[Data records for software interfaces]
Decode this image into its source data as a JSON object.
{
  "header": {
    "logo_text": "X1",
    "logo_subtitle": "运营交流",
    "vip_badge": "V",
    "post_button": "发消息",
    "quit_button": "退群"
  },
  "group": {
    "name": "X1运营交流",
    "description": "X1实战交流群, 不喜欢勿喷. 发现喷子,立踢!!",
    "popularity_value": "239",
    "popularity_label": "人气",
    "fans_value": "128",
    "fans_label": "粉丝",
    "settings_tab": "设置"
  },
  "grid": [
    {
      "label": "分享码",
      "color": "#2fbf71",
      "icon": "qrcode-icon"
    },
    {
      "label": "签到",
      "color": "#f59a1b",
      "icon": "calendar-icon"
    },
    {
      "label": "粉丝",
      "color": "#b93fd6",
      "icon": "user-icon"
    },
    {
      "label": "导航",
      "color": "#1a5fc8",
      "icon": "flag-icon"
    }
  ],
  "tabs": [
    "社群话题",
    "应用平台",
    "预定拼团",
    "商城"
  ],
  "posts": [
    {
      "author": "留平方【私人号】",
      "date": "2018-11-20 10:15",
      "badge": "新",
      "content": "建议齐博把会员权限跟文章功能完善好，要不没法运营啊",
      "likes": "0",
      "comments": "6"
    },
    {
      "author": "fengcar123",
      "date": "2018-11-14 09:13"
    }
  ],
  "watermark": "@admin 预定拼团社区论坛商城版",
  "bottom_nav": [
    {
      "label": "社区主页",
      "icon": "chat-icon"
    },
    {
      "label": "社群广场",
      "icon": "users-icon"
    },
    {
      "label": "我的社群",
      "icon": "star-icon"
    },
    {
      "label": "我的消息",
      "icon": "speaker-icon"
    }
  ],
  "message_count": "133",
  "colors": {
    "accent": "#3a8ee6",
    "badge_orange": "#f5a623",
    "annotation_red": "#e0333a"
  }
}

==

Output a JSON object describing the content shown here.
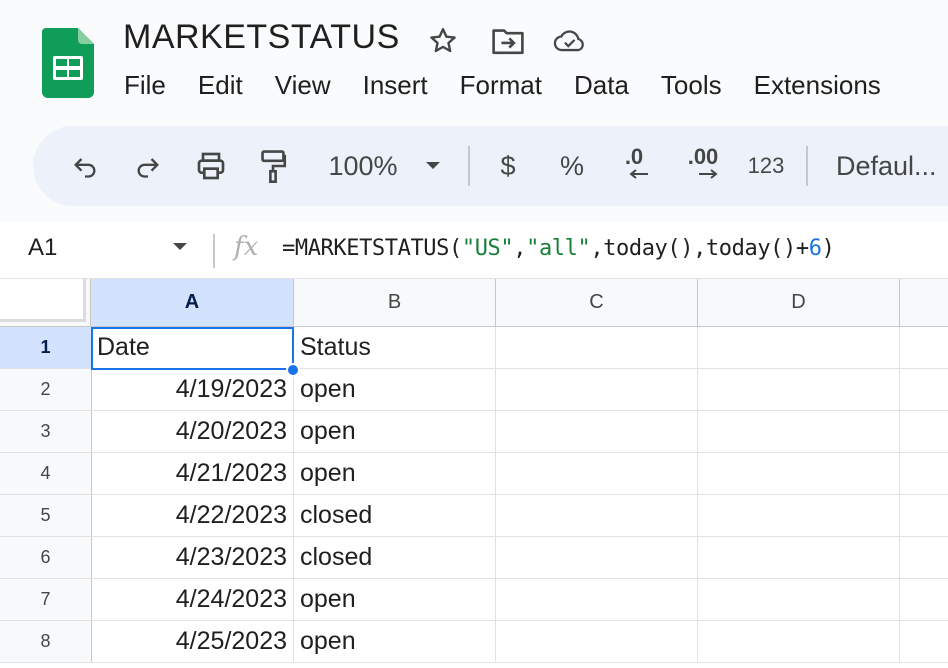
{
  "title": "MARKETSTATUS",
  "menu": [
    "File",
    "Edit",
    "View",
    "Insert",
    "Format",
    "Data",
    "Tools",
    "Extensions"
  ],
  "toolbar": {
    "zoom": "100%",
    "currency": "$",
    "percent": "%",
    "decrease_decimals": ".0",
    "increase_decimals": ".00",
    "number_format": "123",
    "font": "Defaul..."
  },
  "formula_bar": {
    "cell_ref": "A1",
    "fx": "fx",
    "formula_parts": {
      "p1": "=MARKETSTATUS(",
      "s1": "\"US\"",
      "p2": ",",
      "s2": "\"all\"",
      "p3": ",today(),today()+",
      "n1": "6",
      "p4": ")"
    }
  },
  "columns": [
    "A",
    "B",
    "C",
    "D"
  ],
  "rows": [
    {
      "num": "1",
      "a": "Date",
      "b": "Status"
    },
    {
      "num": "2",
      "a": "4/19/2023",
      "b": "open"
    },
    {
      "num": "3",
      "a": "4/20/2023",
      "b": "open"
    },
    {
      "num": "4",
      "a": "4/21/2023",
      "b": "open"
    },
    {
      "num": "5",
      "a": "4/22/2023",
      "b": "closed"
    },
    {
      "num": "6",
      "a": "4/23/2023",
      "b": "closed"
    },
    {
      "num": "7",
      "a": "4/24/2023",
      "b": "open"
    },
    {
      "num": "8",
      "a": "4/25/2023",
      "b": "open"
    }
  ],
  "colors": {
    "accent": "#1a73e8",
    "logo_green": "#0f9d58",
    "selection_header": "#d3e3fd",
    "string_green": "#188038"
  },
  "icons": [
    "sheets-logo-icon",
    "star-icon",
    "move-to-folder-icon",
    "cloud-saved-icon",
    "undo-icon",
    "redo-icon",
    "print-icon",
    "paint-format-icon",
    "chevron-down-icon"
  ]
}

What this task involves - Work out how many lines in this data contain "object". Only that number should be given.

Exercise result - 2